Living with HIV and Hepatitis C Co-infection

 

What is co-infection?

Co-infection means a person is living with more than one infection at a time. 

HIV and hepatitis C co-infection means that a person has both HIV and hepatitis C.

This booklet provides information specific to HIV and hepatitis C co-infection. There are many other co‑infections, such as HIV and hepatitis B, HIV and tuberculosis (TB) or hepatitis C and hepatitis B.

CATIE offers information on HIV infection and/or hepatitis C infection. In addition, we provide information on other co-infections that are common among people with HIV.

What are HIV and AIDS?

HIV stands for human immunodeficiency virus. It is a virus that weakens your immune system, your body’s built-in defence against disease and illness. Without treatment, HIV can make it harder for your body to fight off other diseases and illnesses. Over time, you can become sick with life-threatening infections. This is the most serious stage of HIV infection, called AIDS (acquired immune deficiency syndrome).

Lymphatic systemThere’s no cure for HIV, but with the right treatment, care and support, most people with HIV can stay healthy and live long lives.

What is hepatitis C?

Hepatitis viruses infect the liver. There are three types of hepatitis viruses that are common in Canada: hepatitis A, hepatitis B and hepatitis C. These viruses are different; they are passed in different ways; they produce different symptoms and require different treatments. This booklet focuses on hepatitis C.

Hepatitis C is a virus that affects your liver and causes damage to this important organ. This type of damage is called fibrosis in earlier stages and cirrhosis in later stages. Over time, the damaged liver isn’t able to work as well. In severe cases, cirrhosis can lead to liver failure and/or liver cancer.

After infection with hepatitis C, the body tries to fight the virus. In some people, the body is able to clear the virus without treatment. If the virus is still in the body after six months, the infection becomes chronic and stays in the body unless you take medication to treat it.

There is a cure for hepatitis C. Hepatitis C treatment can completely clear the virus from the body. But there is no vaccine to prevent hepatitis C and the body does not develop protection against the virus. It is possible to become infected again.

How do you know whether you are co‑infected?

A person can be co-infected and not know it. Both HIV and hepatitis C are slow-acting viruses. People can be infected for years with either virus without having any signs or symptoms of illness.

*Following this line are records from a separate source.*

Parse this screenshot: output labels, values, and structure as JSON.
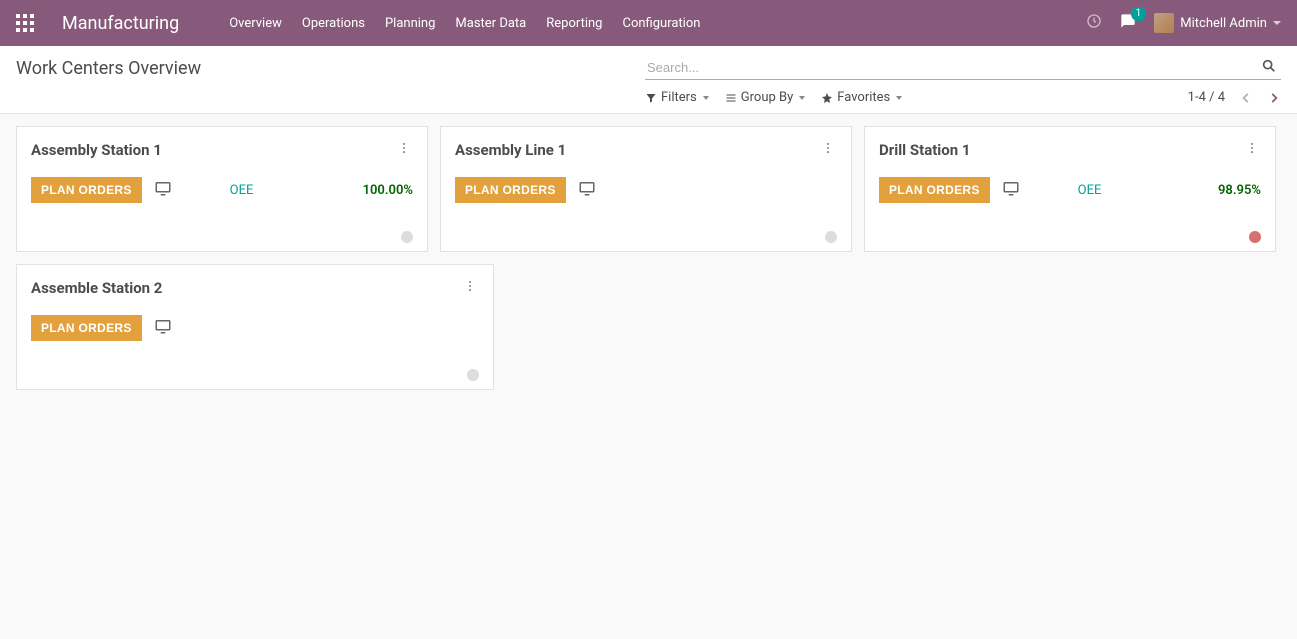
{
  "navbar": {
    "brand": "Manufacturing",
    "menu": [
      "Overview",
      "Operations",
      "Planning",
      "Master Data",
      "Reporting",
      "Configuration"
    ],
    "chat_count": "1",
    "user_name": "Mitchell Admin"
  },
  "control_panel": {
    "page_title": "Work Centers Overview",
    "search_placeholder": "Search...",
    "filters_label": "Filters",
    "group_by_label": "Group By",
    "favorites_label": "Favorites",
    "pager_text": "1-4 / 4"
  },
  "cards": [
    {
      "title": "Assembly Station 1",
      "plan_label": "PLAN ORDERS",
      "oee_label": "OEE",
      "oee_value": "100.00%",
      "has_oee": true,
      "status_color": "grey"
    },
    {
      "title": "Assembly Line 1",
      "plan_label": "PLAN ORDERS",
      "has_oee": false,
      "status_color": "grey"
    },
    {
      "title": "Drill Station 1",
      "plan_label": "PLAN ORDERS",
      "oee_label": "OEE",
      "oee_value": "98.95%",
      "has_oee": true,
      "status_color": "red"
    },
    {
      "title": "Assemble Station 2",
      "plan_label": "PLAN ORDERS",
      "has_oee": false,
      "status_color": "grey"
    }
  ]
}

Tests are the only way to find out for sure if you have HIV and hepatitis C. The test for HIV is a blood test. Hepatitis C is detected with two blood tests. The first test is called an antibody test and the second test is called an RNA test (also called a PCR test or a viral load test). Only the RNA test can tell you if you currently have hepatitis C.